Peter Norman’s stance in solidarity at the 1968 Olympic Games in Mexico Games, was one for equality and has played an integral role in the development of the civil rights movement in sport and society since then.
Today, Melbourne Sports Centres, the Victorian Government and Athletics Australia were proud to unveil a bronze statue of Peter Norman, near the main entrance of Lakeside Stadium. The unveiling was attended by several media outlets as well as Glenn Turner (Athletics Victoria SEO), Steve Dimopoulos (Parliamentary Secretary to the Treasurer), Darren Gocher (Athletics Australia CEO), Janita Norman (Peter Norman’s daughter), Louis Laumen (statue sculptor) and, Peter Norman's coach Neville Sillitoe OAM who is now 94.
Athletics Australia CEO, Darren Gocher used this occasion to announce the new award winner for the Peter Norman Humanitarian Award, Robert de Castella. This award was established in 2018 to celebrate a member of the community who exemplifies the spirit of Peter Norman through their work for human rights, equality and humanitarian causes.

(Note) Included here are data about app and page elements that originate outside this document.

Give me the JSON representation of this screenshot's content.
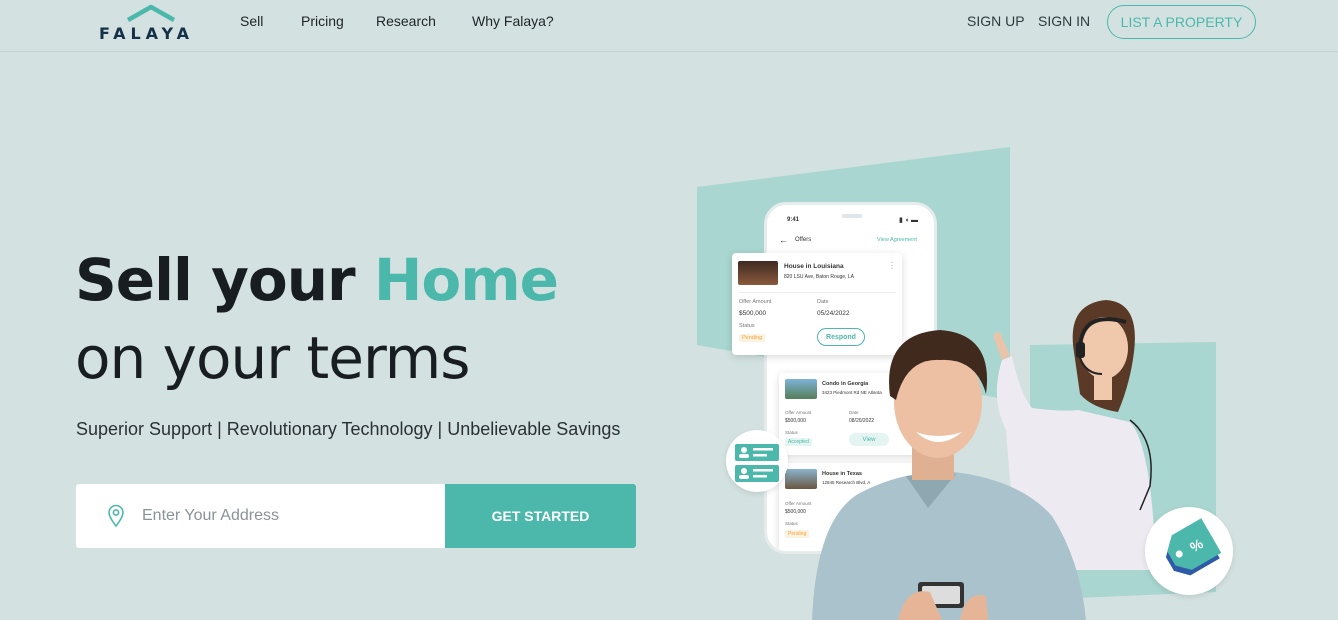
{
  "brand": {
    "name": "FALAYA",
    "accent": "#4bb8ab",
    "navy": "#17304a"
  },
  "nav": {
    "links": [
      "Sell",
      "Pricing",
      "Research",
      "Why Falaya?"
    ],
    "sign_up": "SIGN UP",
    "sign_in": "SIGN IN",
    "list_property": "LIST A PROPERTY"
  },
  "hero": {
    "title_part1": "Sell your ",
    "title_accent": "Home",
    "title_line2": "on your terms",
    "subtitle": "Superior Support | Revolutionary Technology | Unbelievable Savings",
    "search_placeholder": "Enter Your Address",
    "cta": "GET STARTED",
    "location_icon": "location-pin-icon"
  },
  "phone": {
    "time": "9:41",
    "screen_title": "Offers",
    "view_agreement": "View Agreement",
    "offers": [
      {
        "title": "House in Louisiana",
        "address": "820 LSU Ave, Baton Rouge, LA",
        "offer_label": "Offer Amount",
        "offer": "$500,000",
        "date_label": "Date",
        "date": "05/24/2022",
        "status_label": "Status",
        "status": "Pending",
        "action": "Respond"
      },
      {
        "title": "Condo in Georgia",
        "address": "3423 Piedmont Rd NE Atlanta",
        "offer_label": "Offer Amount",
        "offer": "$500,000",
        "date_label": "Date",
        "date": "08/20/2022",
        "status_label": "Status",
        "status": "Accepted",
        "action": "View"
      },
      {
        "title": "House in Texas",
        "address": "12845 Research Blvd, A",
        "offer_label": "Offer Amount",
        "offer": "$500,000",
        "status_label": "Status",
        "status": "Pending"
      }
    ]
  }
}
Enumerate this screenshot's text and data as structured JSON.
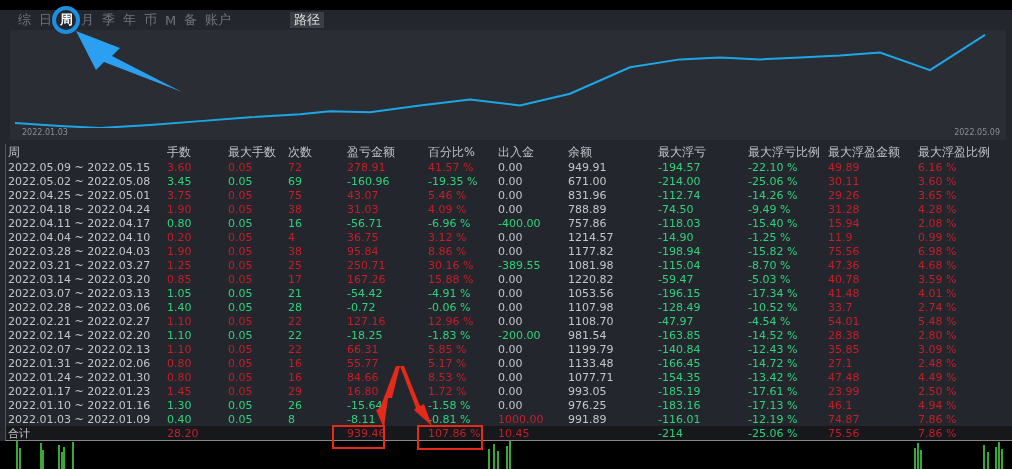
{
  "tabs": [
    {
      "label": "综",
      "selected": false
    },
    {
      "label": "日",
      "selected": false
    },
    {
      "label": "周",
      "selected": true
    },
    {
      "label": "月",
      "selected": false
    },
    {
      "label": "季",
      "selected": false
    },
    {
      "label": "年",
      "selected": false
    },
    {
      "label": "币",
      "selected": false
    },
    {
      "label": "M",
      "selected": false
    },
    {
      "label": "备",
      "selected": false
    },
    {
      "label": "账户",
      "selected": false
    }
  ],
  "path_button": "路径",
  "chart": {
    "start_label": "2022.01.03",
    "end_label": "2022.05.09"
  },
  "table": {
    "columns": [
      "周",
      "手数",
      "最大手数",
      "次数",
      "盈亏金额",
      "百分比%",
      "出入金",
      "余额",
      "最大浮亏",
      "最大浮亏比例",
      "最大浮盈金额",
      "最大浮盈比例"
    ],
    "rows": [
      {
        "kind": "profit",
        "cells": [
          "2022.05.09 ~ 2022.05.15",
          "3.60",
          "0.05",
          "72",
          "278.91",
          "41.57 %",
          {
            "text": "0.00",
            "kind": "none"
          },
          "949.91",
          "-194.57",
          "-22.10 %",
          "49.89",
          "6.16 %"
        ]
      },
      {
        "kind": "loss",
        "cells": [
          "2022.05.02 ~ 2022.05.08",
          "3.45",
          "0.05",
          "69",
          "-160.96",
          "-19.35 %",
          {
            "text": "0.00",
            "kind": "none"
          },
          "671.00",
          "-214.00",
          "-25.06 %",
          "30.11",
          "3.60 %"
        ]
      },
      {
        "kind": "profit",
        "cells": [
          "2022.04.25 ~ 2022.05.01",
          "3.75",
          "0.05",
          "75",
          "43.07",
          "5.46 %",
          {
            "text": "0.00",
            "kind": "none"
          },
          "831.96",
          "-112.74",
          "-14.26 %",
          "29.26",
          "3.65 %"
        ]
      },
      {
        "kind": "profit",
        "cells": [
          "2022.04.18 ~ 2022.04.24",
          "1.90",
          "0.05",
          "38",
          "31.03",
          "4.09 %",
          {
            "text": "0.00",
            "kind": "none"
          },
          "788.89",
          "-74.50",
          "-9.49 %",
          "31.28",
          "4.28 %"
        ]
      },
      {
        "kind": "loss",
        "cells": [
          "2022.04.11 ~ 2022.04.17",
          "0.80",
          "0.05",
          "16",
          "-56.71",
          "-6.96 %",
          {
            "text": "-400.00",
            "kind": "out"
          },
          "757.86",
          "-118.03",
          "-15.40 %",
          "15.94",
          "2.08 %"
        ]
      },
      {
        "kind": "profit",
        "cells": [
          "2022.04.04 ~ 2022.04.10",
          "0.20",
          "0.05",
          "4",
          "36.75",
          "3.12 %",
          {
            "text": "0.00",
            "kind": "none"
          },
          "1214.57",
          "-14.90",
          "-1.25 %",
          "11.9",
          "0.99 %"
        ]
      },
      {
        "kind": "profit",
        "cells": [
          "2022.03.28 ~ 2022.04.03",
          "1.90",
          "0.05",
          "38",
          "95.84",
          "8.86 %",
          {
            "text": "0.00",
            "kind": "none"
          },
          "1177.82",
          "-198.94",
          "-15.82 %",
          "75.56",
          "6.98 %"
        ]
      },
      {
        "kind": "profit",
        "cells": [
          "2022.03.21 ~ 2022.03.27",
          "1.25",
          "0.05",
          "25",
          "250.71",
          "30.16 %",
          {
            "text": "-389.55",
            "kind": "out"
          },
          "1081.98",
          "-115.04",
          "-8.70 %",
          "47.36",
          "4.68 %"
        ]
      },
      {
        "kind": "profit",
        "cells": [
          "2022.03.14 ~ 2022.03.20",
          "0.85",
          "0.05",
          "17",
          "167.26",
          "15.88 %",
          {
            "text": "0.00",
            "kind": "none"
          },
          "1220.82",
          "-59.47",
          "-5.03 %",
          "40.78",
          "3.59 %"
        ]
      },
      {
        "kind": "loss",
        "cells": [
          "2022.03.07 ~ 2022.03.13",
          "1.05",
          "0.05",
          "21",
          "-54.42",
          "-4.91 %",
          {
            "text": "0.00",
            "kind": "none"
          },
          "1053.56",
          "-196.15",
          "-17.34 %",
          "41.48",
          "4.01 %"
        ]
      },
      {
        "kind": "loss",
        "cells": [
          "2022.02.28 ~ 2022.03.06",
          "1.40",
          "0.05",
          "28",
          "-0.72",
          "-0.06 %",
          {
            "text": "0.00",
            "kind": "none"
          },
          "1107.98",
          "-128.49",
          "-10.52 %",
          "33.7",
          "2.74 %"
        ]
      },
      {
        "kind": "profit",
        "cells": [
          "2022.02.21 ~ 2022.02.27",
          "1.10",
          "0.05",
          "22",
          "127.16",
          "12.96 %",
          {
            "text": "0.00",
            "kind": "none"
          },
          "1108.70",
          "-47.97",
          "-4.54 %",
          "54.01",
          "5.48 %"
        ]
      },
      {
        "kind": "loss",
        "cells": [
          "2022.02.14 ~ 2022.02.20",
          "1.10",
          "0.05",
          "22",
          "-18.25",
          "-1.83 %",
          {
            "text": "-200.00",
            "kind": "out"
          },
          "981.54",
          "-163.85",
          "-14.52 %",
          "28.38",
          "2.80 %"
        ]
      },
      {
        "kind": "profit",
        "cells": [
          "2022.02.07 ~ 2022.02.13",
          "1.10",
          "0.05",
          "22",
          "66.31",
          "5.85 %",
          {
            "text": "0.00",
            "kind": "none"
          },
          "1199.79",
          "-140.84",
          "-12.43 %",
          "35.85",
          "3.09 %"
        ]
      },
      {
        "kind": "profit",
        "cells": [
          "2022.01.31 ~ 2022.02.06",
          "0.80",
          "0.05",
          "16",
          "55.77",
          "5.17 %",
          {
            "text": "0.00",
            "kind": "none"
          },
          "1133.48",
          "-166.45",
          "-14.72 %",
          "27.1",
          "2.48 %"
        ]
      },
      {
        "kind": "profit",
        "cells": [
          "2022.01.24 ~ 2022.01.30",
          "0.80",
          "0.05",
          "16",
          "84.66",
          "8.53 %",
          {
            "text": "0.00",
            "kind": "none"
          },
          "1077.71",
          "-154.35",
          "-13.42 %",
          "47.48",
          "4.49 %"
        ]
      },
      {
        "kind": "profit",
        "cells": [
          "2022.01.17 ~ 2022.01.23",
          "1.45",
          "0.05",
          "29",
          "16.80",
          "1.72 %",
          {
            "text": "0.00",
            "kind": "none"
          },
          "993.05",
          "-185.19",
          "-17.61 %",
          "23.99",
          "2.50 %"
        ]
      },
      {
        "kind": "loss",
        "cells": [
          "2022.01.10 ~ 2022.01.16",
          "1.30",
          "0.05",
          "26",
          "-15.64",
          "-1.58 %",
          {
            "text": "0.00",
            "kind": "none"
          },
          "976.25",
          "-183.16",
          "-17.13 %",
          "46.1",
          "4.94 %"
        ]
      },
      {
        "kind": "loss",
        "cells": [
          "2022.01.03 ~ 2022.01.09",
          "0.40",
          "0.05",
          "8",
          "-8.11",
          "-0.81 %",
          {
            "text": "1000.00",
            "kind": "in"
          },
          "991.89",
          "-116.01",
          "-12.19 %",
          "74.87",
          "7.86 %"
        ]
      }
    ],
    "total": {
      "kind": "profit",
      "cells": [
        "合计",
        "28.20",
        null,
        null,
        "939.46",
        "107.86 %",
        {
          "text": "10.45",
          "kind": "in"
        },
        null,
        "-214",
        "-25.06 %",
        "75.56",
        "7.86 %"
      ]
    }
  }
}
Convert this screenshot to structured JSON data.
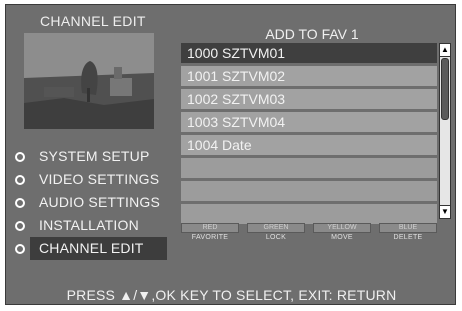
{
  "screen": {
    "title": "CHANNEL EDIT",
    "panel_title": "ADD TO FAV 1",
    "footer_hint": "PRESS ▲/▼,OK KEY TO SELECT, EXIT: RETURN"
  },
  "menu": {
    "items": [
      {
        "label": "SYSTEM SETUP"
      },
      {
        "label": "VIDEO SETTINGS"
      },
      {
        "label": "AUDIO SETTINGS"
      },
      {
        "label": "INSTALLATION"
      },
      {
        "label": "CHANNEL EDIT",
        "active": true
      }
    ]
  },
  "channels": [
    {
      "label": "1000 SZTVM01",
      "selected": true
    },
    {
      "label": "1001 SZTVM02"
    },
    {
      "label": "1002 SZTVM03"
    },
    {
      "label": "1003 SZTVM04"
    },
    {
      "label": "1004 Date"
    },
    {
      "label": ""
    },
    {
      "label": ""
    },
    {
      "label": ""
    }
  ],
  "color_keys": [
    {
      "color": "RED",
      "action": "FAVORITE"
    },
    {
      "color": "GREEN",
      "action": "LOCK"
    },
    {
      "color": "YELLOW",
      "action": "MOVE"
    },
    {
      "color": "BLUE",
      "action": "DELETE"
    }
  ],
  "scrollbar": {
    "up_glyph": "▲",
    "down_glyph": "▼"
  },
  "colors": {
    "panel_bg": "#6e6e6e",
    "row_bg": "#a2a2a2",
    "row_selected": "#3f3f3f"
  }
}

Sculptor Louis Laumen, spoke on the difficulties he faced when perfecting the stand of Norman. He elaborated to say, that the sculpture took around to year to conceptualise, with the studio work initially in clay taking three months, followed by another three turning the sculpture into bronze.